For all of the media hype that Barack Obama is a great unifier of peoples, that was not his position on October 24, 2001, seven years ago today, when the Chicago Tribune’s David Mendell (now an Obama biographer) and Gary Washburn reported Obama was concerned at the "problem" of black people moving into the suburbs and voting there, making it harder to consolidate districts for black politicians. This leads to an odd dialogue on the political benefits of housing segregation:
Because African-Americans are slowly moving into traditionally white neighborhoods or to the suburbs, black aldermen are finding it difficult to draw a new ward map that will preserve the current number of 20 majority black districts. Black political power has always relied on blacks being massed in segregated neighborhoods.

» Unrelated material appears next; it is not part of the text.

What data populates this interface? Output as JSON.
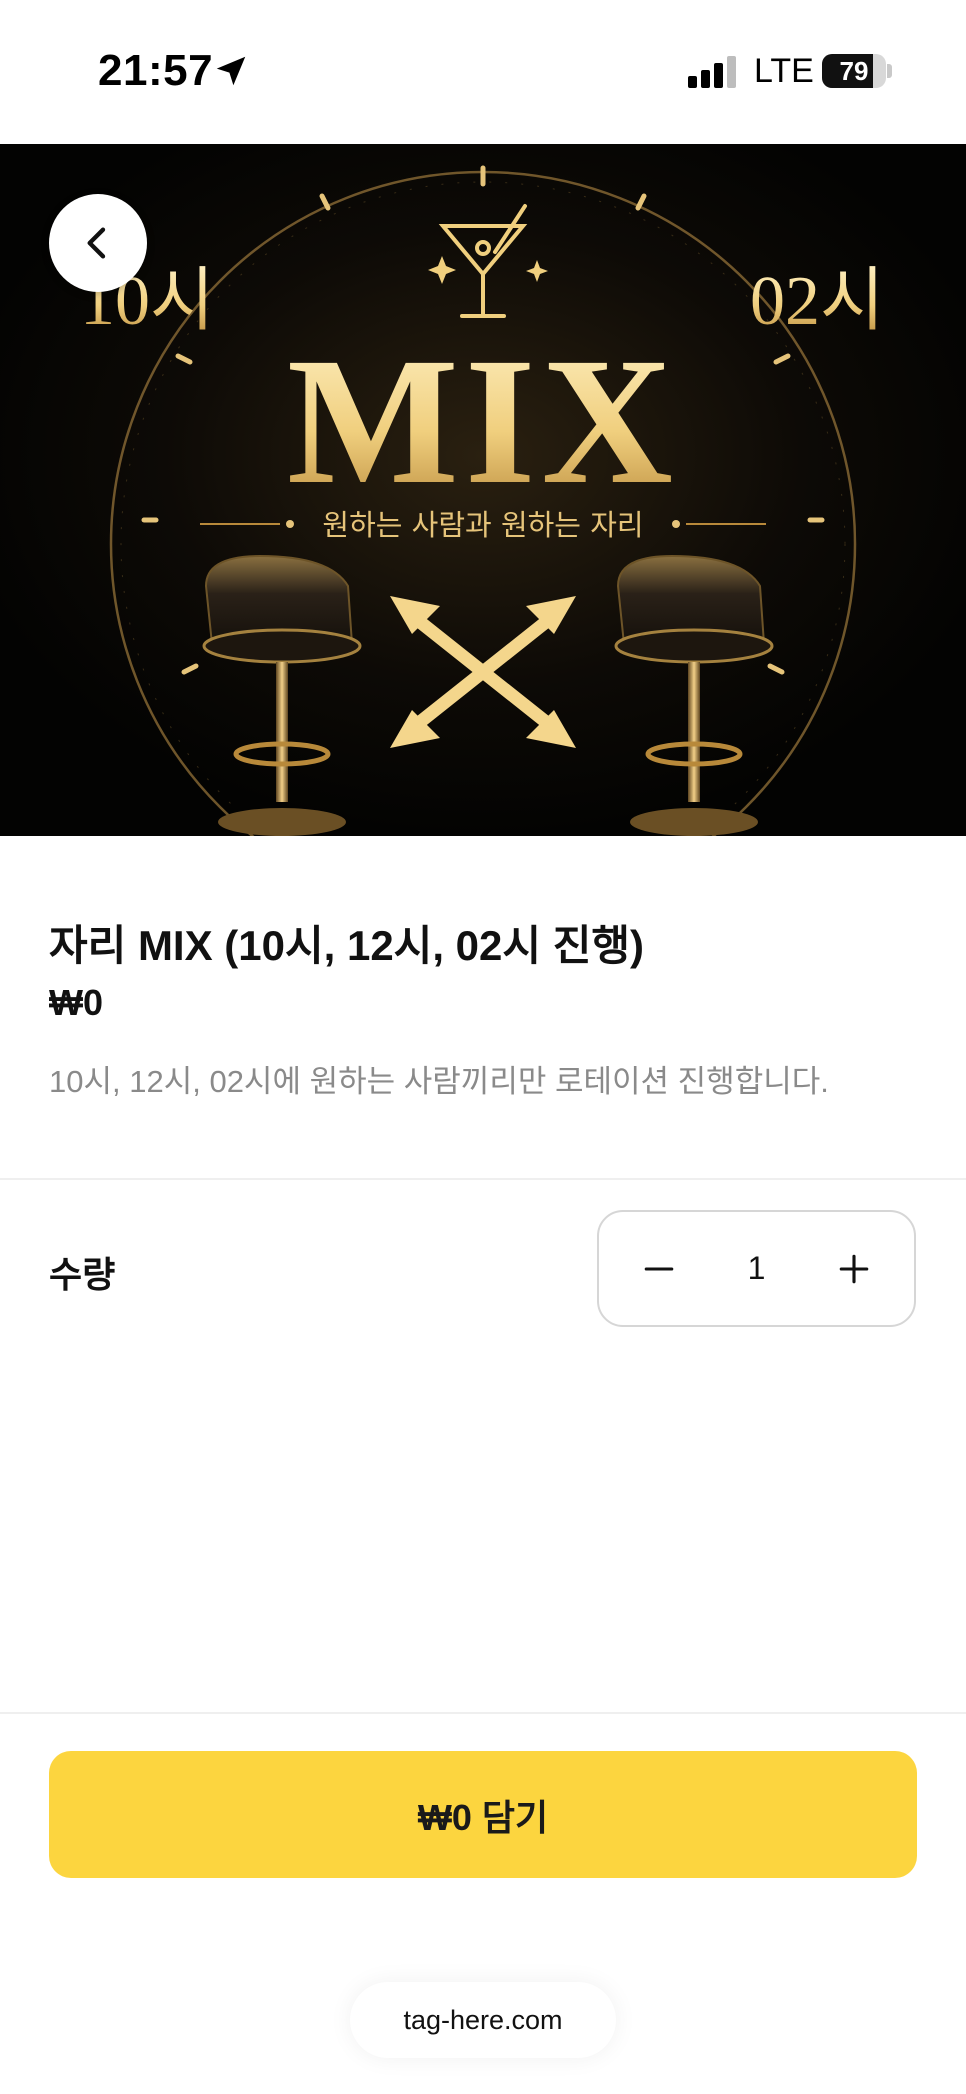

It is becoming clearer to black political leaders that the remap struggle promises to be replayed in the future if the city continues to diversify at near the pace of the 1990s. The issue also arises as the Hispanic population is increasing dramatically, leading to a push for more Latino wards.

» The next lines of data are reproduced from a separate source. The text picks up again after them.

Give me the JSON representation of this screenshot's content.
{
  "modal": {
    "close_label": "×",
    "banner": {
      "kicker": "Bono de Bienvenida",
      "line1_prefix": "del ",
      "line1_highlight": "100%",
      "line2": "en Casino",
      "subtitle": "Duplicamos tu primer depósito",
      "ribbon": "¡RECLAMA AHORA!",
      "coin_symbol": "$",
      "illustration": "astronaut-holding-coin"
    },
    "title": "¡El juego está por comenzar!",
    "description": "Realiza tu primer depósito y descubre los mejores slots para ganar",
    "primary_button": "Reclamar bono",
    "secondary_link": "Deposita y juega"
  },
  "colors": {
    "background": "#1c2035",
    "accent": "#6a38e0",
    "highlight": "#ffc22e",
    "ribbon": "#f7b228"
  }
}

"As long as we have hardened racial attitudes reflected in our voting patterns for minorities--to elect one of their own--they still need to have a substantial voting-age majority in neighborhoods and communities," observed state Sen. Barack Obama (D-Chicago). "And with incremental integration, we're finding this is harder to do."
This story is not unique to Chicago. From Los Angeles to Orlando, white, black and Latino politicians are wrestling with how to divide power fairly in a country where whites are becoming a smaller proportion of the overall population, but minorities are breaking free of clustered housing patterns.
"Geographic concentration is clearly critical for political power for minorities, and that is the one benefit that segregation provides," said Roderick Harrison, a demographer with the Joint Center for Political and Economic Studies in Washington. "I think there needs to be some new, sophisticated strategies to broaden political power if we are going to start seeing racially integrated suburbs."
If Obama thinks "hardened racial attitudes" about minorities electing "one of their own" is a problem to be overcome, it’s certainly not being overcome in 2008, when every pundit expects an almost-unanimous black vote for Obama in this presidential election.